Working data Start Marker

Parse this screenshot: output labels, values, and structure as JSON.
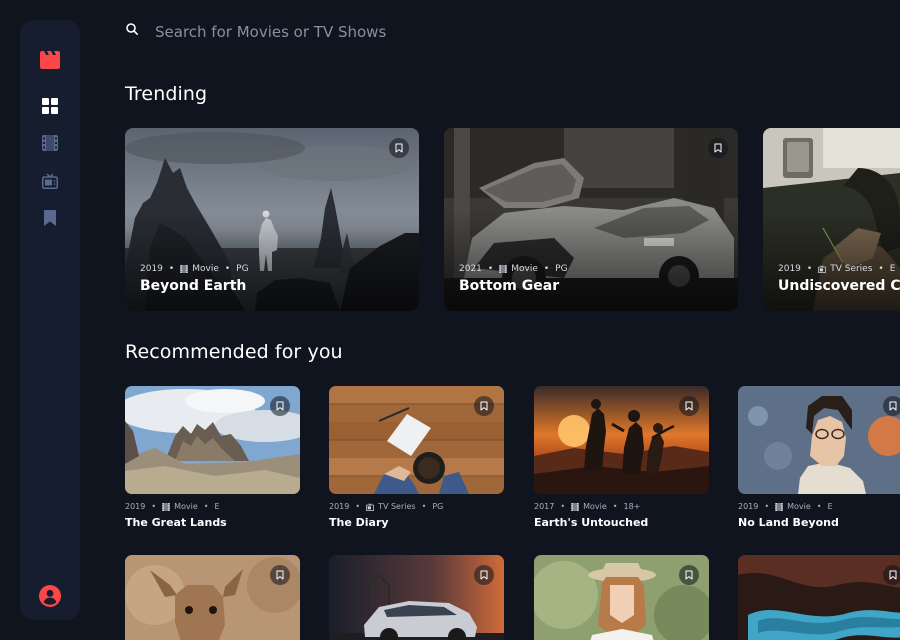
{
  "search": {
    "placeholder": "Search for Movies or TV Shows"
  },
  "sections": {
    "trending": "Trending",
    "recommended": "Recommended for you"
  },
  "colors": {
    "accent": "#fc4747",
    "background": "#10141e",
    "sidebar": "#161d2f",
    "nav_active": "#ffffff",
    "nav_inactive": "#5a698f"
  },
  "nav": {
    "logo": "clapperboard-icon",
    "items": [
      {
        "icon": "grid-icon",
        "active": true
      },
      {
        "icon": "film-icon",
        "active": false
      },
      {
        "icon": "tv-icon",
        "active": false
      },
      {
        "icon": "bookmark-icon",
        "active": false
      }
    ],
    "profile": "user-icon"
  },
  "trending": [
    {
      "year": "2019",
      "category": "Movie",
      "rating": "PG",
      "title": "Beyond Earth"
    },
    {
      "year": "2021",
      "category": "Movie",
      "rating": "PG",
      "title": "Bottom Gear"
    },
    {
      "year": "2019",
      "category": "TV Series",
      "rating": "E",
      "title": "Undiscovered Cities"
    }
  ],
  "recommended": [
    {
      "year": "2019",
      "category": "Movie",
      "rating": "E",
      "title": "The Great Lands"
    },
    {
      "year": "2019",
      "category": "TV Series",
      "rating": "PG",
      "title": "The Diary"
    },
    {
      "year": "2017",
      "category": "Movie",
      "rating": "18+",
      "title": "Earth's Untouched"
    },
    {
      "year": "2019",
      "category": "Movie",
      "rating": "E",
      "title": "No Land Beyond"
    }
  ]
}
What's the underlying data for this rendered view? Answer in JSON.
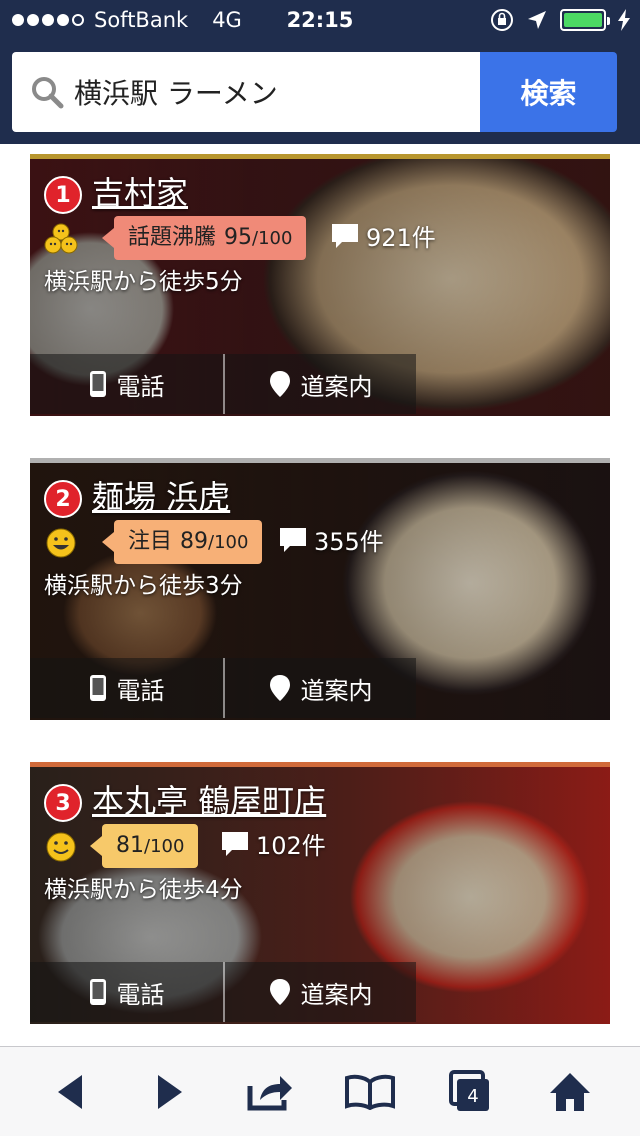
{
  "status_bar": {
    "carrier": "SoftBank",
    "network": "4G",
    "time": "22:15"
  },
  "search": {
    "query": "横浜駅 ラーメン",
    "button_label": "検索"
  },
  "results": [
    {
      "rank": "1",
      "name": "吉村家",
      "badge_label": "話題沸騰",
      "score": "95",
      "max": "/100",
      "comments": "921件",
      "access": "横浜駅から徒歩5分",
      "call_label": "電話",
      "directions_label": "道案内",
      "accent_color": "#f08a78",
      "line_color": "#b8962e",
      "face_icon": "buzzing-faces-icon"
    },
    {
      "rank": "2",
      "name": "麺場 浜虎",
      "badge_label": "注目",
      "score": "89",
      "max": "/100",
      "comments": "355件",
      "access": "横浜駅から徒歩3分",
      "call_label": "電話",
      "directions_label": "道案内",
      "accent_color": "#f7b077",
      "line_color": "#b0b0b0",
      "face_icon": "grinning-face-icon"
    },
    {
      "rank": "3",
      "name": "本丸亭 鶴屋町店",
      "badge_label": "",
      "score": "81",
      "max": "/100",
      "comments": "102件",
      "access": "横浜駅から徒歩4分",
      "call_label": "電話",
      "directions_label": "道案内",
      "accent_color": "#f7c96a",
      "line_color": "#d06a3a",
      "face_icon": "smiling-face-icon"
    }
  ],
  "toolbar": {
    "tabs_count": "4"
  }
}
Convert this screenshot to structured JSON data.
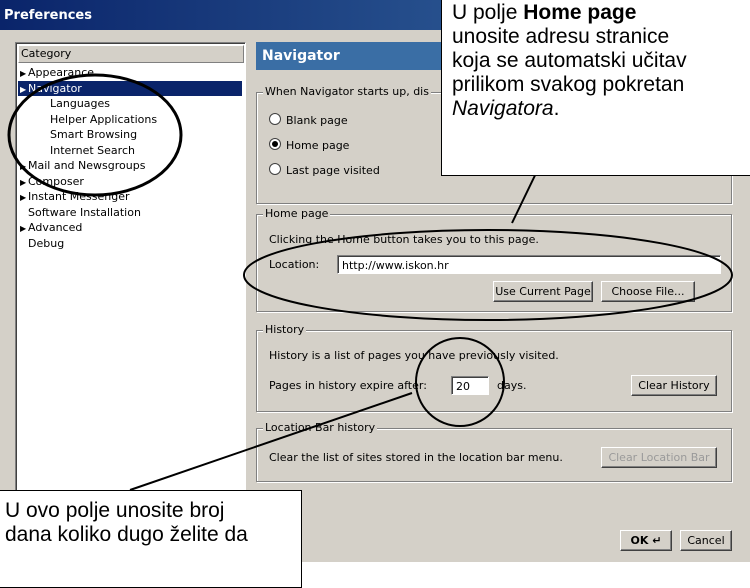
{
  "window": {
    "title": "Preferences"
  },
  "category": {
    "header": "Category",
    "items": [
      {
        "label": "Appearance",
        "arrow": true,
        "indent": 0
      },
      {
        "label": "Navigator",
        "arrow": true,
        "indent": 0,
        "selected": true
      },
      {
        "label": "Languages",
        "arrow": false,
        "indent": 1
      },
      {
        "label": "Helper Applications",
        "arrow": false,
        "indent": 1
      },
      {
        "label": "Smart Browsing",
        "arrow": false,
        "indent": 1
      },
      {
        "label": "Internet Search",
        "arrow": false,
        "indent": 1
      },
      {
        "label": "Mail and Newsgroups",
        "arrow": true,
        "indent": 0
      },
      {
        "label": "Composer",
        "arrow": true,
        "indent": 0
      },
      {
        "label": "Instant Messenger",
        "arrow": true,
        "indent": 0
      },
      {
        "label": "Software Installation",
        "arrow": false,
        "indent": 0
      },
      {
        "label": "Advanced",
        "arrow": true,
        "indent": 0
      },
      {
        "label": "Debug",
        "arrow": false,
        "indent": 0
      }
    ]
  },
  "navigator": {
    "header": "Navigator",
    "startup": {
      "legend": "When Navigator starts up, dis",
      "options": [
        "Blank page",
        "Home page",
        "Last page visited"
      ],
      "selected": "Home page"
    },
    "homepage": {
      "legend": "Home page",
      "description": "Clicking the Home button takes you to this page.",
      "location_label": "Location:",
      "location_value": "http://www.iskon.hr",
      "use_current_label": "Use Current Page",
      "choose_file_label": "Choose File..."
    },
    "history": {
      "legend": "History",
      "description": "History is a list of pages you have previously visited.",
      "expire_label": "Pages in history expire after:",
      "expire_value": "20",
      "days_label": "days.",
      "clear_label": "Clear History"
    },
    "locationbar": {
      "legend": "Location Bar history",
      "description": "Clear the list of sites stored in the location bar menu.",
      "clear_label": "Clear Location Bar"
    }
  },
  "footer": {
    "ok_label": "OK",
    "cancel_label": "Cancel"
  },
  "callouts": {
    "top_pre": "U polje ",
    "top_bold": "Home page",
    "top_line2": "unosite adresu stranice",
    "top_line3": "koja se automatski učitav",
    "top_line4": "prilikom svakog pokretan",
    "top_italic": "Navigatora",
    "top_end": ".",
    "bottom_line1": "U ovo polje unosite broj",
    "bottom_line2": "dana koliko dugo želite da"
  }
}
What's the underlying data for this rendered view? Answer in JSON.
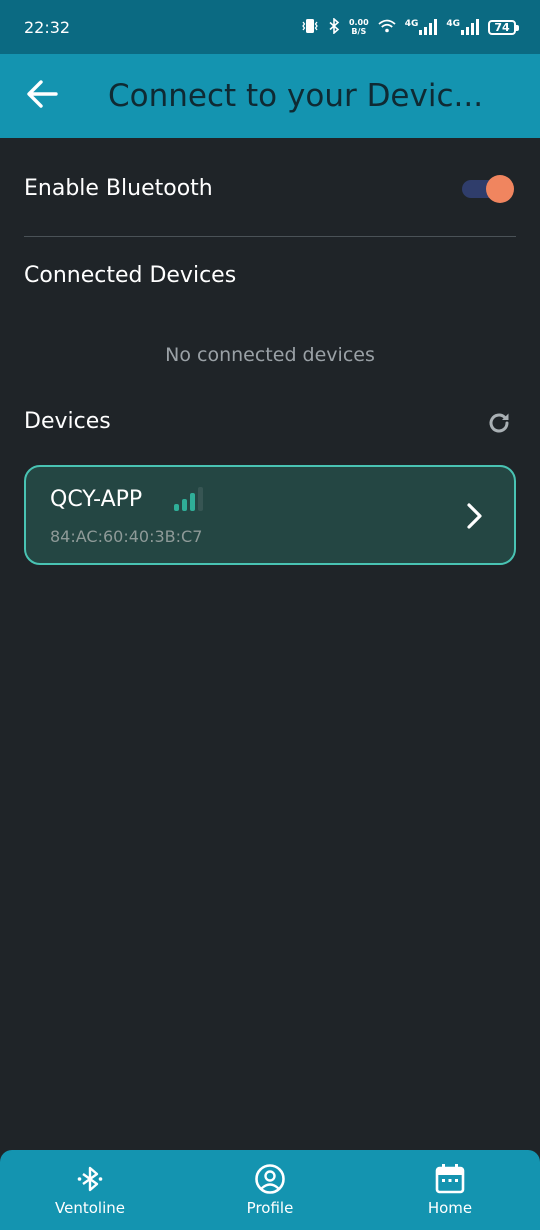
{
  "status_bar": {
    "time": "22:32",
    "net_speed_value": "0.00",
    "net_speed_unit": "B/S",
    "network1": "4G",
    "network2": "4G",
    "battery": "74"
  },
  "app_bar": {
    "title": "Connect to your Devic...",
    "back_icon": "arrow-left-icon"
  },
  "bluetooth": {
    "label": "Enable Bluetooth",
    "enabled": true
  },
  "connected_section": {
    "title": "Connected Devices",
    "empty_text": "No connected devices"
  },
  "devices_section": {
    "title": "Devices",
    "refresh_icon": "refresh-icon",
    "items": [
      {
        "name": "QCY-APP",
        "mac": "84:AC:60:40:3B:C7",
        "signal_level": 3,
        "signal_max": 4
      }
    ]
  },
  "bottom_nav": {
    "items": [
      {
        "label": "Ventoline",
        "icon": "bluetooth-icon"
      },
      {
        "label": "Profile",
        "icon": "profile-icon"
      },
      {
        "label": "Home",
        "icon": "calendar-icon"
      }
    ]
  },
  "colors": {
    "status_bar": "#0b6a82",
    "app_bar": "#1494b0",
    "background": "#1f2428",
    "toggle_knob": "#f0855f",
    "card_border": "#49c3b3",
    "signal_active": "#2fae98"
  }
}
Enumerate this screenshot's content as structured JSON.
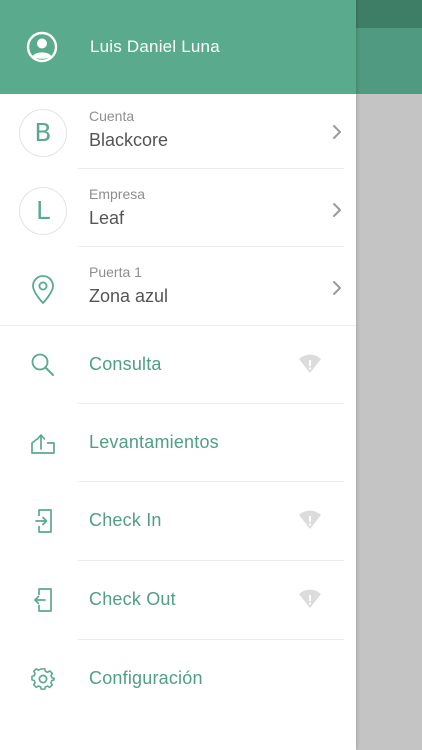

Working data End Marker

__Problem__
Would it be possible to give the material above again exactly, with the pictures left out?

__Expected output__
Parse this screenshot: output labels, values, and structure as JSON.
{
  "search": {
    "placeholder": "Search for Movies or TV Shows"
  },
  "sections": {
    "trending": "Trending",
    "recommended": "Recommended for you"
  },
  "colors": {
    "accent": "#fc4747",
    "background": "#10141e",
    "sidebar": "#161d2f",
    "nav_active": "#ffffff",
    "nav_inactive": "#5a698f"
  },
  "nav": {
    "logo": "clapperboard-icon",
    "items": [
      {
        "icon": "grid-icon",
        "active": true
      },
      {
        "icon": "film-icon",
        "active": false
      },
      {
        "icon": "tv-icon",
        "active": false
      },
      {
        "icon": "bookmark-icon",
        "active": false
      }
    ],
    "profile": "user-icon"
  },
  "trending": [
    {
      "year": "2019",
      "category": "Movie",
      "rating": "PG",
      "title": "Beyond Earth"
    },
    {
      "year": "2021",
      "category": "Movie",
      "rating": "PG",
      "title": "Bottom Gear"
    },
    {
      "year": "2019",
      "category": "TV Series",
      "rating": "E",
      "title": "Undiscovered Cities"
    }
  ],
  "recommended": [
    {
      "year": "2019",
      "category": "Movie",
      "rating": "E",
      "title": "The Great Lands"
    },
    {
      "year": "2019",
      "category": "TV Series",
      "rating": "PG",
      "title": "The Diary"
    },
    {
      "year": "2017",
      "category": "Movie",
      "rating": "18+",
      "title": "Earth's Untouched"
    },
    {
      "year": "2019",
      "category": "Movie",
      "rating": "E",
      "title": "No Land Beyond"
    }
  ]
}
What's the underlying data for this rendered view? Answer in JSON.
{
  "status_bar": {
    "carrier": "SoftBank",
    "network": "4G",
    "time": "22:15"
  },
  "search": {
    "query": "横浜駅 ラーメン",
    "button_label": "検索"
  },
  "results": [
    {
      "rank": "1",
      "name": "吉村家",
      "badge_label": "話題沸騰",
      "score": "95",
      "max": "/100",
      "comments": "921件",
      "access": "横浜駅から徒歩5分",
      "call_label": "電話",
      "directions_label": "道案内",
      "accent_color": "#f08a78",
      "line_color": "#b8962e",
      "face_icon": "buzzing-faces-icon"
    },
    {
      "rank": "2",
      "name": "麺場 浜虎",
      "badge_label": "注目",
      "score": "89",
      "max": "/100",
      "comments": "355件",
      "access": "横浜駅から徒歩3分",
      "call_label": "電話",
      "directions_label": "道案内",
      "accent_color": "#f7b077",
      "line_color": "#b0b0b0",
      "face_icon": "grinning-face-icon"
    },
    {
      "rank": "3",
      "name": "本丸亭 鶴屋町店",
      "badge_label": "",
      "score": "81",
      "max": "/100",
      "comments": "102件",
      "access": "横浜駅から徒歩4分",
      "call_label": "電話",
      "directions_label": "道案内",
      "accent_color": "#f7c96a",
      "line_color": "#d06a3a",
      "face_icon": "smiling-face-icon"
    }
  ],
  "toolbar": {
    "tabs_count": "4"
  }
}
Convert this screenshot to structured JSON data.
{
  "window": {
    "title": "Preferences"
  },
  "category": {
    "header": "Category",
    "items": [
      {
        "label": "Appearance",
        "arrow": true,
        "indent": 0
      },
      {
        "label": "Navigator",
        "arrow": true,
        "indent": 0,
        "selected": true
      },
      {
        "label": "Languages",
        "arrow": false,
        "indent": 1
      },
      {
        "label": "Helper Applications",
        "arrow": false,
        "indent": 1
      },
      {
        "label": "Smart Browsing",
        "arrow": false,
        "indent": 1
      },
      {
        "label": "Internet Search",
        "arrow": false,
        "indent": 1
      },
      {
        "label": "Mail and Newsgroups",
        "arrow": true,
        "indent": 0
      },
      {
        "label": "Composer",
        "arrow": true,
        "indent": 0
      },
      {
        "label": "Instant Messenger",
        "arrow": true,
        "indent": 0
      },
      {
        "label": "Software Installation",
        "arrow": false,
        "indent": 0
      },
      {
        "label": "Advanced",
        "arrow": true,
        "indent": 0
      },
      {
        "label": "Debug",
        "arrow": false,
        "indent": 0
      }
    ]
  },
  "navigator": {
    "header": "Navigator",
    "startup": {
      "legend": "When Navigator starts up, dis",
      "options": [
        "Blank page",
        "Home page",
        "Last page visited"
      ],
      "selected": "Home page"
    },
    "homepage": {
      "legend": "Home page",
      "description": "Clicking the Home button takes you to this page.",
      "location_label": "Location:",
      "location_value": "http://www.iskon.hr",
      "use_current_label": "Use Current Page",
      "choose_file_label": "Choose File..."
    },
    "history": {
      "legend": "History",
      "description": "History is a list of pages you have previously visited.",
      "expire_label": "Pages in history expire after:",
      "expire_value": "20",
      "days_label": "days.",
      "clear_label": "Clear History"
    },
    "locationbar": {
      "legend": "Location Bar history",
      "description": "Clear the list of sites stored in the location bar menu.",
      "clear_label": "Clear Location Bar"
    }
  },
  "footer": {
    "ok_label": "OK",
    "cancel_label": "Cancel"
  },
  "callouts": {
    "top_pre": "U polje ",
    "top_bold": "Home page",
    "top_line2": "unosite adresu stranice",
    "top_line3": "koja se automatski učitav",
    "top_line4": "prilikom svakog pokretan",
    "top_italic": "Navigatora",
    "top_end": ".",
    "bottom_line1": "U ovo polje unosite broj",
    "bottom_line2": "dana koliko dugo želite da"
  }
}
What's the underlying data for this rendered view? Answer in JSON.
{
  "status_bar": {
    "time": "22:32",
    "net_speed_value": "0.00",
    "net_speed_unit": "B/S",
    "network1": "4G",
    "network2": "4G",
    "battery": "74"
  },
  "app_bar": {
    "title": "Connect to your Devic...",
    "back_icon": "arrow-left-icon"
  },
  "bluetooth": {
    "label": "Enable Bluetooth",
    "enabled": true
  },
  "connected_section": {
    "title": "Connected Devices",
    "empty_text": "No connected devices"
  },
  "devices_section": {
    "title": "Devices",
    "refresh_icon": "refresh-icon",
    "items": [
      {
        "name": "QCY-APP",
        "mac": "84:AC:60:40:3B:C7",
        "signal_level": 3,
        "signal_max": 4
      }
    ]
  },
  "bottom_nav": {
    "items": [
      {
        "label": "Ventoline",
        "icon": "bluetooth-icon"
      },
      {
        "label": "Profile",
        "icon": "profile-icon"
      },
      {
        "label": "Home",
        "icon": "calendar-icon"
      }
    ]
  },
  "colors": {
    "status_bar": "#0b6a82",
    "app_bar": "#1494b0",
    "background": "#1f2428",
    "toggle_knob": "#f0855f",
    "card_border": "#49c3b3",
    "signal_active": "#2fae98"
  }
}
Enumerate this screenshot's content as structured JSON.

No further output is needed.